How to tackle human-carnivore conflict in Meru

12 May 2023


Aided by supporters, Born Free has been trialling several conflict mitigation strategies to protect lions and people in Meru. Our Conservation team reports.


Unfortunately, carnivores across the world can frequently come into conflict with people but, Born Free is working hard to develop effective, humane solutions. Many African species are large and, due to their nature as hunters, can pose threats to people and their livestock. In Kenya, predation of cattle, goats and sheep by carnivores is a serious problem. As you can imagine, many people rely on livestock for their livelihood and loss of their herds can be devastating. Retaliatory attacks on carnivores by aggrieved pastoralists threatens the very survival of many threatened species in Kenya including lions, hyenas, leopards and cheetahs, to name a few. 

Lions and other big cats, such as leopards, are ambush predators; they rely on stealth and the element of surprise to bring down their prey. Artificial eyespots painted on the hindquarters of cattle deter ambush predators from attacking cattle when they are out grazing. Dr Neil Jordan, a conservation biologist at the University of New South Wales in Australia, came up with the idea several years ago while doing field work in Botswana. Trials of the method have taken place across several sites in Africa. Now, our Born Free Pride of Meru team has joined in!
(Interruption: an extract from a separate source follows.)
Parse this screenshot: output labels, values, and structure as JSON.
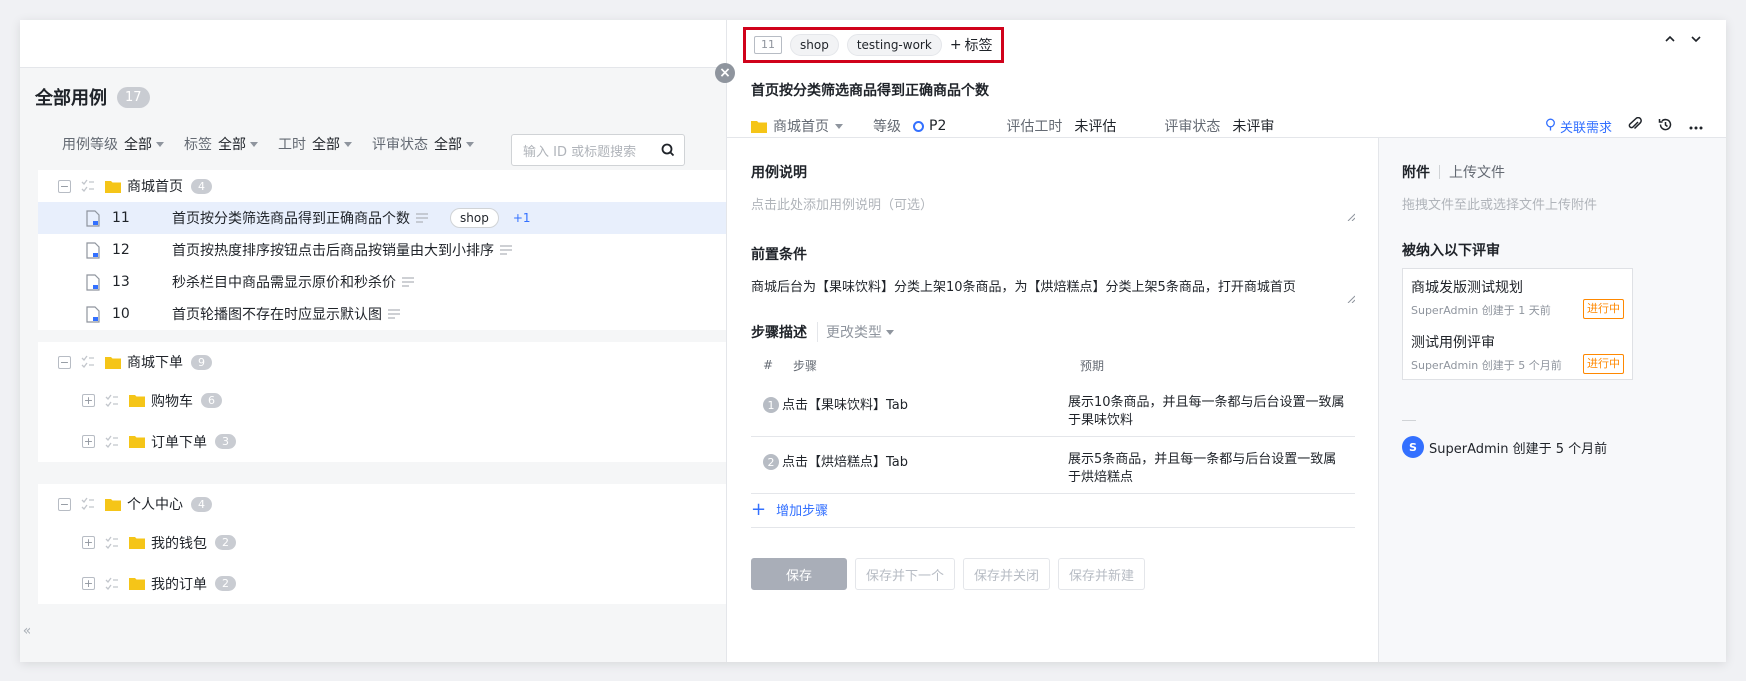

The team painted a total of 136 cows within Kathangachini, Kanjoro and Mauthini areas around Meru National Park, which are hotspots for conflict. We are pleased to report that during the trial, none of the cows painted with artificial spots were predated by carnivores. We are cautiously optimistic that the eye-cow technique could be effective, but more data is needed to confirm our findings.

The second initiative to combat livestock predation involves renewable solar-energy Predator Deterrent Lights (PDLs). Our team placed PDLs around bomas (livestock enclosures) to deter predator attacks at night. The PDLs flash bright light, which deters large carnivores from approaching bomas, as they become disorientated and their night vision is disrupted. Carnivores also tend to associate the light with people, who they tend to avoid.

A total of 192 PDLs were installed on 24 bomas (eight PDLs per boma) within the areas of Kaningo, Kathangachini, Twathanju, Mauthini and Ntoroni around Meru National Park. The results of our initial trial show that no predation events took place inside the boma with the PDLs . Josphat, a pastoralist living in a conflict hotspot close to Meru and who received eight PDLs from Born Free said, “Before we couldn’t sleep. We needed to stay up at night and protect our livestock. Now we can rest because our livestock are safe. Thank you Born Free.”

We are hopeful the PDLs may be an effective mitigation measure against livestock predation, so will be extending the trial to additional bomas in coming months to get more evidence for how well the method works.

Meanwhile, as you can imagine, the local community has responded positively to our trials and are keen to see more action from the Pride of Meru team! We shall report back soon and you can support our innovative, life-saving work to help people and carnivores to co-exist by supporting our End Wildlife Conflict appeal.